One of the advantages of grading papers from an online ocurse is that instructors can save valable time using features of Microsoft word and other familiar software packeages to speed up grading. For instance, selecting "track changes" from the tools menu allows instructor comments to be made in a different color, even if the changes are only the result of running a spell check prombram. The use of another tool, auto-text, allows instructors to develop a list of codes for frequenty typed messages, so that instead of typing out for the fiftieth time "This is a run on sentence" she can type in R-O and her message will appear as if by magic! A third useful tool is "insert" which allows an instructor to insert footnotes that comment on the student work without a massive interpuption of the students writing on the essay.

  1. The following message appears in one of your discussion areas, about mid way into the semester as your literature class is reading "The Yellow Wallpaper, " a short story narrated by a woman experiencing extreme post partum depression. Explain how and where you would provide feedback to this student, and what instructor "voices" would be speaking.

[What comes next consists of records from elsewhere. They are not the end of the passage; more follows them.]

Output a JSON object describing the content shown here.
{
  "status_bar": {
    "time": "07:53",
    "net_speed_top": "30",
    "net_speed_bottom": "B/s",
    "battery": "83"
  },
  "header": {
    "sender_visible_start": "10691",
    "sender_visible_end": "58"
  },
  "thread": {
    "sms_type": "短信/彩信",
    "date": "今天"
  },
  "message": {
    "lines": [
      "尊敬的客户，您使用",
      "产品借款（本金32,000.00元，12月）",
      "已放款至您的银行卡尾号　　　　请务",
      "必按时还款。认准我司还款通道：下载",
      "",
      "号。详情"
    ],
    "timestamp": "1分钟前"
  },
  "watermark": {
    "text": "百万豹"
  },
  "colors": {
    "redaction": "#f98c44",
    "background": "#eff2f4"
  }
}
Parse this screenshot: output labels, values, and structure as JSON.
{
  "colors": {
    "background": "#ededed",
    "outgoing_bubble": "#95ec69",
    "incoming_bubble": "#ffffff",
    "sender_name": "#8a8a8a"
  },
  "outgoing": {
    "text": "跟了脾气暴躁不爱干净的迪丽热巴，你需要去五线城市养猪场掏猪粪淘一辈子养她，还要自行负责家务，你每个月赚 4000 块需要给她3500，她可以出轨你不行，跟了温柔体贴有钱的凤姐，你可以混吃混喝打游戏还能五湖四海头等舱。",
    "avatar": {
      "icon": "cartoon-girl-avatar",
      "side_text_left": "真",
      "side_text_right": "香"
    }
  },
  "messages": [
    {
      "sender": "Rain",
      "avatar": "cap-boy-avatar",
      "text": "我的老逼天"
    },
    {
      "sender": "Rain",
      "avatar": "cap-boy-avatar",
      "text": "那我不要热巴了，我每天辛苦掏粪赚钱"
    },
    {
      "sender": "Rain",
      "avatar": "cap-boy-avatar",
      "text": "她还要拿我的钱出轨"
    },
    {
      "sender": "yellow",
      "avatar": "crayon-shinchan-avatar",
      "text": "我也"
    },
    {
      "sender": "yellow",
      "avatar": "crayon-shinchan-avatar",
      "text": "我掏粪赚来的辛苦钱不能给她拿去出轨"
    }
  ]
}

Who knows what best for a persons body but the person feeling a certian way.....i believe the author is the one afflicted with a nervous breakdown, and obviously i defintely can relate...She is reliable to tell of what ailes her but to diagnose who really knows best.. Does the doctor? The family? hmmm tough call. It seems to me that the power of the mind can be a healer as i myself am getting better without as much depression, but what really lifts people out of mental problems? Yellow wallpaper is a very interesting story that tells of an ailment very few people understood back then...nervous breakdowns/anxiety/fear/depression all tie in to each other as its an emotional thing, but i see it as a challenge to overcome and be better then u were before....u cant sugarcoat a problem and lying in bed all day or what they call the rest cure may not have been the answer....good story though i liked it

  1. Discuss the electronic personality of the instructor who wrote the following passage in response to a student's question about an assignment in the third week of an on line course. Make some suggestions so that he may project a different on-line image.

The dates on the syllabus indicate due dates by which you should have completed your readings and be prepared to begin discussion. From your question I have to wonder whether you have read the syllabus or course information at all. Please be sure to keep a copy of the syllabus handy so that you will be able to answer such questions for yourself in the future.

Discussion Questions:

  1. Pick one "in class" strategy you use to give feedback to your students. Translate that strategy into a useful online strategy.
  2. List three methods you could use to save time in giving feedback on an assignment that many students are sending to you.
  3. Discuss the ways in which you could make your responses to the online student more "high touch" and less "high tech" and impersonal.
  4. Develop responses or criteria to be considered for each of these three basic aspects of feedback: When? How? How Much? (This could be done as a group exercise.)
  5. At what points in the semester do you think it is especially important to provide detailed feedback?
  6. Describe some of the different means by which you might provide feedback to an on-line student, and when each would be particularly helpful.
  7. What are some of the things an on-line instructor should be aware of as students form an image of his on-line personality?
Assessment Strategies

Assessment would best be carried out by presenting examples of exercises and discussion questions for participants to complete on their own, followed, perhaps, by posting to a class web site or presentation for class discussion.